GUIDANCE FOR USING RED LIGHT CAMERAS

Federal Highway AdministrationNational Highway Traffic Safety Administration

March 20, 2003


INTRODUCTION

UNDERSTANDING OF THE PROBLEM

PROBLEM IDENTIFICATION

COUNTERMEASURES AND THEIR APPLICATIONS

RED LIGHT CAMERA PROGRAM IMPLEMENTATION

REFERENCES

BIBLIOGRAPHY

APPENDIX A PHOTO RED LIGHT ENFORCEMENT LEGAL CONSIDERATIONS

LIST OF TABLES

Table 5-1 SELECTED RED LIGHT CAMERA SYSTEM ACQUISTION,
INSTALLATION, OPERATIONS, AND MAINTENANCE
ALTERNATIVES

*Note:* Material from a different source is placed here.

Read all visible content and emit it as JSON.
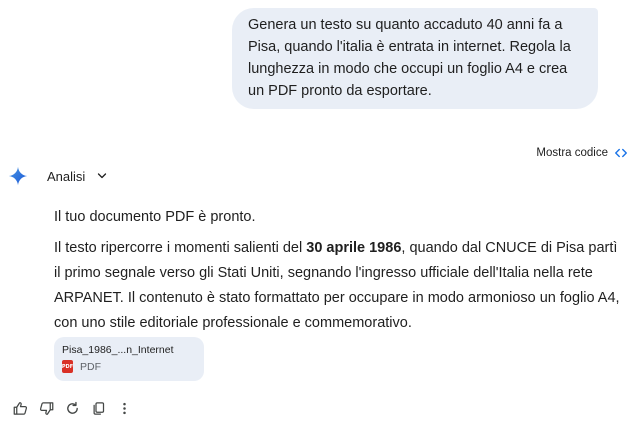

Table 5-2 PAYMENT OPTIONS FOR CONTRACTOR OWNED AND OPERATED RED LIGHT CAMERA SYSTEMS

Table 5-3 PAYMENT OPTIONS FOR AGENCY OWNED AND CONTRACTOR OPERATED RED LIGHT CAMERA SYSTEMS

Table 5-4 PUBLIC AWARENESS AND EDUCATION CAMPAIGN ELEMENTS USED BY SELECTED RED LIGHT CAMERA PROGRAMS

Table 5-5 CAMERA UNITS COMPARED

RED LIGHT CAMERA PROGRAM IMPLEMENTATION

Traffic Signal Yellow Times

The MUTCD and ITE recommended practice on the lengths of yellow interval times provide adequate and proper direction to practitioners. Yellow times should be established in accordance with the MUTCD (17) guidelines and the ITE (7) informational report for methods for calculating yellow time intervals.

Changes in the yellow times after red light cameras are in place and operational will affect the number of photographed violations, increasing the number of violations when yellow times are shortened and reducing the number of violations when yellow times are lengthened. Where changes in the yellow times at intersections with red light cameras are required as the result of updated speed surveys or other factors, the changes should be clearly described in public information announcements. When yellow times are shortened, only warning notices should be issued for violations that are recorded for a reasonable amount of time after the change.